A pretty long title? Well, recently I came across a situation where I needed a trigger with MS SQL server table to insert some information into our Oracle database.
The MS SQL Server is hosted in a Windows 64 bit OS, with Oracle 11g 64Bit client installed (For 64Bit OS, you must install Oracle client 64Bit for the Oracle OLEDB provider)
I did some sample inserts using the Management studio and created a trigger like following with one of the sample tables:
create trigger addRecordsToERPTable on [UNIS].[dbo].[tRajesh] after insert as begin insert into [XYZ].[APPS].[XXFPPUNCHM] (PUNCH_TIME,MACHINE_NAME,EMPLOYEE_NUMBER,PUNCH_TYPE) Select PUNCH_TIME,MACHINE_NAME,EMPLOYEE_NUMBER,PUNCH_TYPE FROM inserted end go
So the idea was pretty simple, like an audit, as soon as the SQL table “rRajesh” has a new row inserted, the after insert trigger should sent the same row to underlying table over Oracle. Instead I started getting the following error:
OLE DB provider “OraOLEDB.Oracle” for linked server “XYZ” returned message “New transaction cannot enlist in the specified transaction coordinator. “.
Msg 7391, Level 16, State 2, Procedure addRecordsToERPTable, Line 5

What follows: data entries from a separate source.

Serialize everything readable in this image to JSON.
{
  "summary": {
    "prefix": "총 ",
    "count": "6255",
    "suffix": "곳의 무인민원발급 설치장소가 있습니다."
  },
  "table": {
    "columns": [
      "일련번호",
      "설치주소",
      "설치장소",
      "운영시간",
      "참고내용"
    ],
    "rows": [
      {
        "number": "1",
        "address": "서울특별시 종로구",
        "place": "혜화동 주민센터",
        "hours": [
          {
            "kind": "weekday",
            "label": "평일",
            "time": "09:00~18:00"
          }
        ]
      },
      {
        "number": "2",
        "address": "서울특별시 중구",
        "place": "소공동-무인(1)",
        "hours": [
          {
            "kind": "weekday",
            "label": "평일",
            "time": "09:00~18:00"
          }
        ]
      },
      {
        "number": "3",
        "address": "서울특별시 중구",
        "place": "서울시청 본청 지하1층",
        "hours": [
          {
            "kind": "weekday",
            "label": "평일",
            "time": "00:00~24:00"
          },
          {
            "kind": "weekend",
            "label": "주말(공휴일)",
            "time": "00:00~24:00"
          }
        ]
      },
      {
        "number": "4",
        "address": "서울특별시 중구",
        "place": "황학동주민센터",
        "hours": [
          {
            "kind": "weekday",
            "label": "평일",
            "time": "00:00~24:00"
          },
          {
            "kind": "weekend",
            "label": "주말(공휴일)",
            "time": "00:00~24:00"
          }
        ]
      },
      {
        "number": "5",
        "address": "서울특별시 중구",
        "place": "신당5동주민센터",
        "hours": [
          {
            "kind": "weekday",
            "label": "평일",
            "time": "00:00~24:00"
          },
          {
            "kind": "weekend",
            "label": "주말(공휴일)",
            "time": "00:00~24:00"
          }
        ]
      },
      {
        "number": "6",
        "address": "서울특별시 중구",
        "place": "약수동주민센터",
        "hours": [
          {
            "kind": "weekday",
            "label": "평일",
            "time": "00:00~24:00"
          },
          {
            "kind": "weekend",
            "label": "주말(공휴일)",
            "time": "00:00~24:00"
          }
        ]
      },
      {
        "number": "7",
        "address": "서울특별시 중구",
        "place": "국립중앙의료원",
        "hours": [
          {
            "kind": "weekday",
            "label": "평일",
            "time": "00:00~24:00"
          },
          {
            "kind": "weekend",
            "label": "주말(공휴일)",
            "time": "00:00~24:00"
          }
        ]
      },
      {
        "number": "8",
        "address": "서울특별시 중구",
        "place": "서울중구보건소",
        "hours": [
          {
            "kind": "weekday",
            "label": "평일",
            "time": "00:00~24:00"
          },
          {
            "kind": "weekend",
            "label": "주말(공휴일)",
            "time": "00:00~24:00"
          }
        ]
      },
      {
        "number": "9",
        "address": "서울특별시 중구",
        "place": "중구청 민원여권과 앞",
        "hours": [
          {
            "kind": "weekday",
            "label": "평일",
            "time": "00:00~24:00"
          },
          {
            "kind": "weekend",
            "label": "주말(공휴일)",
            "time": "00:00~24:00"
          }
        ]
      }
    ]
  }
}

The operation could not be performed because OLE DB provider “OraOLEDB.Oracle” for linked server “XYZ” was unable to begin a distributed transaction.
I’m not very familiar with MS SQL or the complexities related to Linked Server environments. So, started my next series of Google searches. I referred tons of discussions, however was not getting anywhere with the dreaded situation. During the frantic search for a solution, I executed the instructions available over different links.
Even after making changes as mentioned with the above threads, I still kept on receiving the same errors while a row was inserted into my SQL sample table. So I continued searching for a solution and came across a thread
This thread was pointing towards a Microsoft’s post addressing this particular situation.
Although the article addresses pretty Old OS and Oracle environments, the solution is still applicable on later OS and Oracle clients. For example, My MS SQL Server is installed over Windows 2008 R2 and the Oracle client I am using with the server is 11G R2 64Bit.
Let us see quickly what Microsoft provides as a solution.
I checked the registry of my server and found something pretty interesting like below:
Now, Oracle names almost all their major dll files in a particular fashion. Most of the times you will find the dll files having the major version numbers by the end of the filename, for example, if your Oracle database is 8.0, your client dll file will be “Oraclient8.dll” and if you are using Oracle 11g, the filename would be “Oraclient11.dll”
After taking a full backup of the registry, I modified the values with 11g specific & restarted the Server (as per the instructions available for Oracle 8.1 in the Microsoft document.)
Once the server started, I went ahead and tried to insert a new row into my sample table and that was it. No more errors and the row was inserted to both MS SQL table and Oracle table at the same time.
So if you were frantically searching for a solution, this post may help you to resolve it.